Work task -
With the string "header" as the filter, copy each matching line from the records.

—————

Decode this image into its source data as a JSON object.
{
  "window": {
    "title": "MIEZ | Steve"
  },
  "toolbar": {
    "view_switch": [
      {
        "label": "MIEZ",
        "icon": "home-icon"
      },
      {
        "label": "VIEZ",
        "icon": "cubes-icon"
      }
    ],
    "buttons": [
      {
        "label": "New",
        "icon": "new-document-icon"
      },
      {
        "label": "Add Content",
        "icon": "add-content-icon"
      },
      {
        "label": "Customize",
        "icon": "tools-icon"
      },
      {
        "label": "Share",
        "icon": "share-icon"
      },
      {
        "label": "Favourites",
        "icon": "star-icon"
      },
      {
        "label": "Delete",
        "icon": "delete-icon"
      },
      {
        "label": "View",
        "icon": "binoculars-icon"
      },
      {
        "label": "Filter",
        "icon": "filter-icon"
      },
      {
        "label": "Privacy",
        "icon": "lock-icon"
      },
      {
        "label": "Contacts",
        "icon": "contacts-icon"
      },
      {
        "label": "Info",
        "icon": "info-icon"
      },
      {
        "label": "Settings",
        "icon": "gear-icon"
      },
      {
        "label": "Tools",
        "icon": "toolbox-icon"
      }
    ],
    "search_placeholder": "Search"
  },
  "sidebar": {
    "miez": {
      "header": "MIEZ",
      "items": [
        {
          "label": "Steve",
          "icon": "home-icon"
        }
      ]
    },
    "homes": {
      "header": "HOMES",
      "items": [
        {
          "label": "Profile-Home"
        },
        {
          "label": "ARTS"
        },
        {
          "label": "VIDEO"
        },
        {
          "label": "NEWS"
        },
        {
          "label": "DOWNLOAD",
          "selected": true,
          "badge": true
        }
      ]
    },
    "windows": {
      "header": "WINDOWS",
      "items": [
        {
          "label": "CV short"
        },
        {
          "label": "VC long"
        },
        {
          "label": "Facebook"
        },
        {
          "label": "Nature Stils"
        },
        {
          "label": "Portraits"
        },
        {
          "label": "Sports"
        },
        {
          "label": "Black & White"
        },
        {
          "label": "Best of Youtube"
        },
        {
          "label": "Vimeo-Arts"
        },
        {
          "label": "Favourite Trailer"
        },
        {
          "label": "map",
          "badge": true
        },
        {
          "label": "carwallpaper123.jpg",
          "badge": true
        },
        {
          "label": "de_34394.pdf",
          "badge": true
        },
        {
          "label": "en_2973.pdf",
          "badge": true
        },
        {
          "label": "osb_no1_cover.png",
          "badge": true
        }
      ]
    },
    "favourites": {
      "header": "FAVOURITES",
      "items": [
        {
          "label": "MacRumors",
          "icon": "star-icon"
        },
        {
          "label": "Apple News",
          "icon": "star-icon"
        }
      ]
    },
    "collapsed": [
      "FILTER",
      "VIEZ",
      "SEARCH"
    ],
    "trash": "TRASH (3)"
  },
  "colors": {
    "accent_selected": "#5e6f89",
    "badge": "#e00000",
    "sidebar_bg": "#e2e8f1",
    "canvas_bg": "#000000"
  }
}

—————

Problem solution -
      "header": "MIEZ",
      "header": "HOMES",
      "header": "WINDOWS",
      "header": "FAVOURITES",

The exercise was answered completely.